(Records)

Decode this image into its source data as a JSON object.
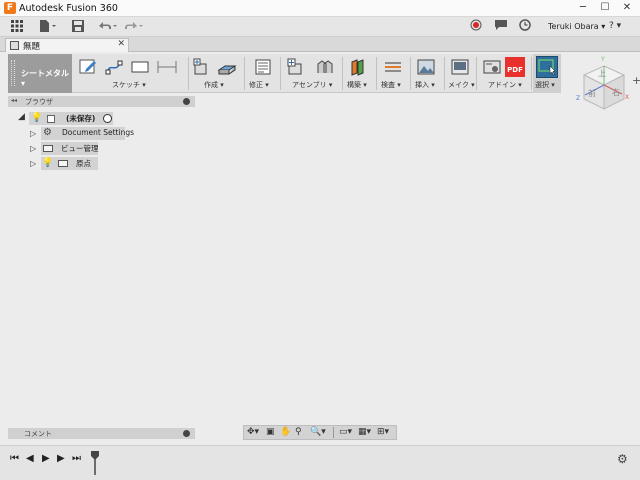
{
  "window": {
    "app_logo": "F",
    "title": "Autodesk Fusion 360",
    "minimize": "─",
    "maximize": "☐",
    "close": "✕"
  },
  "appbar": {
    "grid_icon": "grid-icon",
    "file_icon": "file-icon",
    "save_icon": "save-icon",
    "undo_icon": "undo-icon",
    "redo_icon": "redo-icon",
    "user_name": "Teruki Obara ▾",
    "help_label": "? ▾"
  },
  "document_tab": {
    "label": "無題",
    "close": "✕",
    "add": "+"
  },
  "toolbar": {
    "workspace_label": "シートメタル ▾",
    "groups": {
      "sketch": "スケッチ ▾",
      "create": "作成 ▾",
      "modify": "修正 ▾",
      "assemble": "アセンブリ ▾",
      "construct": "構築 ▾",
      "inspect": "検査 ▾",
      "insert": "挿入 ▾",
      "make": "メイク ▾",
      "addins": "アドイン ▾",
      "select": "選択 ▾"
    },
    "pdf_label": "PDF"
  },
  "viewcube": {
    "top": "上",
    "front": "前",
    "right": "右",
    "axis_y": "Y",
    "axis_x": "X",
    "axis_z": "Z"
  },
  "browser": {
    "title": "ブラウザ",
    "collapse": "◂◂",
    "root_label": "(未保存)",
    "items": [
      {
        "label": "Document Settings"
      },
      {
        "label": "ビュー管理"
      },
      {
        "label": "原点"
      }
    ]
  },
  "comments": {
    "title": "コメント"
  },
  "timeline": {
    "first": "⏮",
    "prev": "◀",
    "play": "▶",
    "next": "▶",
    "last": "⏭"
  },
  "colors": {
    "accent_orange": "#f07a1a",
    "select_blue": "#2e6f9e",
    "pdf_red": "#e8302c"
  }
}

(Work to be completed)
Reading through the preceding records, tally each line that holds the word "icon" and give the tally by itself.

(Reply)
5